▸ TASK BRIEF
From the first line to the last, return the data exactly as written.

START SUPPLIED DATA

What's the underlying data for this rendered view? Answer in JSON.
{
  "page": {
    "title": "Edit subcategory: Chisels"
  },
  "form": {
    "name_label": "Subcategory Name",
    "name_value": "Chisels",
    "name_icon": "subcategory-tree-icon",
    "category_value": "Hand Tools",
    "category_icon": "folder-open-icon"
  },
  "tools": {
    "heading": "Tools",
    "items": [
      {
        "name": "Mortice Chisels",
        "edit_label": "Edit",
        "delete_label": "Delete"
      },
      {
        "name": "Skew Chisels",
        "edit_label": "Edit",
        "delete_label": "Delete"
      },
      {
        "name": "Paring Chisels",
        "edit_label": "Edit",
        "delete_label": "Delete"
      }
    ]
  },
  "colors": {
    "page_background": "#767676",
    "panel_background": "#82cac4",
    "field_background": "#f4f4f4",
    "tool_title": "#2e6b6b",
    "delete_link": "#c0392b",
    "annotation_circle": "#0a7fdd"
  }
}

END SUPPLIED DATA

▸ YOUR RESPONSE
What's the underlying data for this rendered view? Answer in JSON.
{
  "page": {
    "title": "Edit subcategory: Chisels"
  },
  "form": {
    "name_label": "Subcategory Name",
    "name_value": "Chisels",
    "name_icon": "subcategory-tree-icon",
    "category_value": "Hand Tools",
    "category_icon": "folder-open-icon"
  },
  "tools": {
    "heading": "Tools",
    "items": [
      {
        "name": "Mortice Chisels",
        "edit_label": "Edit",
        "delete_label": "Delete"
      },
      {
        "name": "Skew Chisels",
        "edit_label": "Edit",
        "delete_label": "Delete"
      },
      {
        "name": "Paring Chisels",
        "edit_label": "Edit",
        "delete_label": "Delete"
      }
    ]
  },
  "colors": {
    "page_background": "#767676",
    "panel_background": "#82cac4",
    "field_background": "#f4f4f4",
    "tool_title": "#2e6b6b",
    "delete_link": "#c0392b",
    "annotation_circle": "#0a7fdd"
  }
}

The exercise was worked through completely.